This beautiful duet set recorded by trumpeter John Vanore
and pianist Ron Thomas
serves as a showcase for auspicious beginnings, for both artists. The music for Primary Colors
was recorded in 1984-85. Both of the players evolved into higher profiles, finding their individual places in jazz in the twenty-first centuryVanore with, mostly, his large ensemble writing, influenced by saxophonist/orchestrator Oliver Nelson
on albums like Stolen Moments: Celebrating Oliver Nelson
(Acoustical Concepts, 2017) and Contagious Words
(Acoustical Concepts, 2011). For his part, the eclectic artistic output of Ron Thomas includes two of the finests piano trio albums of the twenty-first century: Music In Three Parts
(2006) and Doloroso
(2006), both on Art of Life Records, in addition to his innovative electric, synthesizer-based outings, Elysium
(Vectordisc, 2009) and Cycles
First off, Primary Colors
wasn't recorded with releasing an album in mind.
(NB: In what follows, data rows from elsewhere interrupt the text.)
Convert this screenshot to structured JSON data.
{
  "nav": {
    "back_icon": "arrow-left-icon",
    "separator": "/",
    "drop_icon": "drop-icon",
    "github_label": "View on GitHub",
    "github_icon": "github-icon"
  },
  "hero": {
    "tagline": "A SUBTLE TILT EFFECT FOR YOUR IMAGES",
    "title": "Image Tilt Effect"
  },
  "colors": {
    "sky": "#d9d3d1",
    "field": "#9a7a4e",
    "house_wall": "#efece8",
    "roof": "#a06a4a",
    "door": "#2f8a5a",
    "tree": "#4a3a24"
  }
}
This was two Philadelphia guys getting together for some experimentation with the music of that particular time, in what turned out to be an immersion in first take spontaneity polished up with overdubbed textures and electro-orchestrations. There is a richness to the sound all aroundVanore's resonant horn, Thomas on piano, Fender Rhodes, the Yamaha DX7 synth, crafting all manner of modernistic sounds.
"Final Dawn" opens the disc. It is perhaps the most intimate of the tunes, contemplative and relaxed, with added overdub spicingscymbals and "chopsticks," understated organ-like trills. "Lady," from the pen of Lionel Richiefirst recorded by Kenny Rogers in 1980is the tour de force highlight of the set. A rich, majestic sound that brings Nils Petter Molvaer
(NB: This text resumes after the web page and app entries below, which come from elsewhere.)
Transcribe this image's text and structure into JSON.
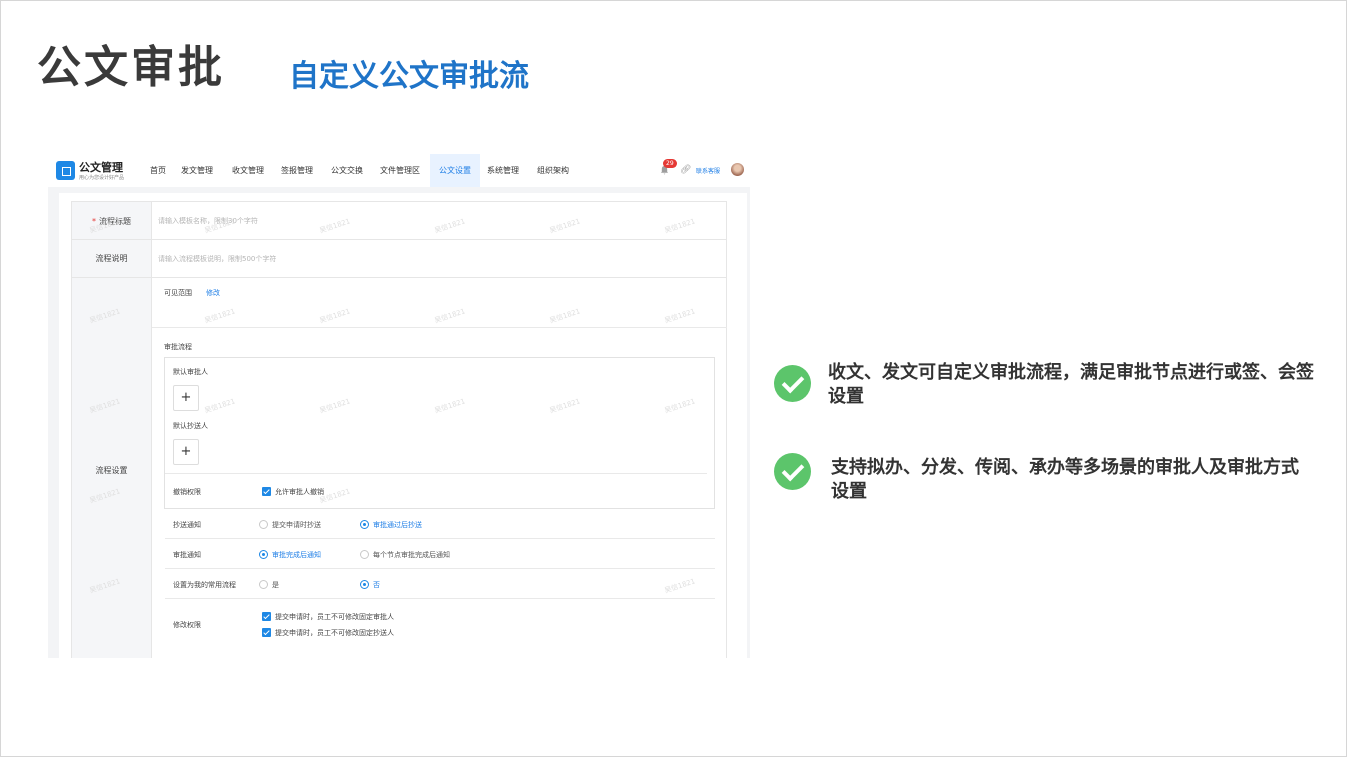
{
  "slide": {
    "title": "公文审批",
    "subtitle": "自定义公文审批流"
  },
  "app": {
    "name": "公文管理",
    "tagline": "用心为您设计好产品",
    "nav": [
      "首页",
      "发文管理",
      "收文管理",
      "签报管理",
      "公文交换",
      "文件管理区",
      "公文设置",
      "系统管理",
      "组织架构"
    ],
    "active_nav": "公文设置",
    "notification_count": "29",
    "contact_label": "联系客服",
    "accent_color": "#1e88e5"
  },
  "form": {
    "flow_title_label": "流程标题",
    "flow_title_placeholder": "请输入模板名称，限制30个字符",
    "flow_desc_label": "流程说明",
    "flow_desc_placeholder": "请输入流程模板说明，限制500个字符",
    "settings_label": "流程设置",
    "visible_scope_label": "可见范围",
    "visible_scope_edit": "修改",
    "approval_flow_label": "审批流程",
    "default_approver_label": "默认审批人",
    "default_cc_label": "默认抄送人",
    "plus": "+",
    "revoke_label": "撤销权限",
    "revoke_option": "允许审批人撤销",
    "cc_notify_label": "抄送通知",
    "cc_notify_options": [
      "提交申请时抄送",
      "审批通过后抄送"
    ],
    "cc_notify_selected": "审批通过后抄送",
    "approve_notify_label": "审批通知",
    "approve_notify_options": [
      "审批完成后通知",
      "每个节点审批完成后通知"
    ],
    "approve_notify_selected": "审批完成后通知",
    "common_flow_label": "设置为我的常用流程",
    "common_flow_options": [
      "是",
      "否"
    ],
    "common_flow_selected": "否",
    "modify_label": "修改权限",
    "modify_options": [
      "提交申请时，员工不可修改固定审批人",
      "提交申请时，员工不可修改固定抄送人"
    ],
    "watermark": "吴信1821"
  },
  "features": [
    "收文、发文可自定义审批流程，满足审批节点进行或签、会签设置",
    "支持拟办、分发、传阅、承办等多场景的审批人及审批方式设置"
  ]
}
's music to mind. It is strikingly ahead of its time for something recorded in the mid-1980s.
Jerome Kern's "Yesterdays" changes the mood from an echoey, plugged-in expansiveness to an acoustic jauntiness, and Johnny Mandel's "A Time to Love" unfolds as a wistful reverie.
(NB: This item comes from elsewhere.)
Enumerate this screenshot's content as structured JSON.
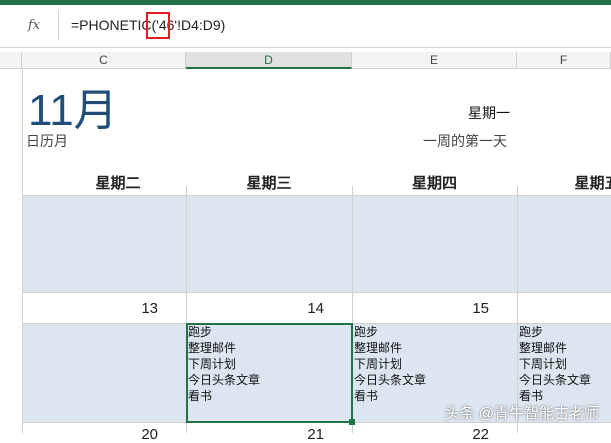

"Origins of Rude" is the set's second highlight, channeling a late-1970s, early-1980s Miles Davisa full-on, in-your-face sound, full of sharp edges and a brash funk attitude, giving way to the glowingly ruminative Vanore-penned "Return," followed by the closer, the bright stoll of "Secret Love.
Not originally meant for release? Vanore found cassettes of these sessions when was reorganizing his basement. Turns out he found gold nuggets.
Final Dawn; Lady; Yesterdays; A Time For Love; Origins of Rude; Return; Secret Love.
John Vanore: trumpet, flugelhorn; Ron Thomas: piano, Fender Rhodes, Yamaha Dx-7.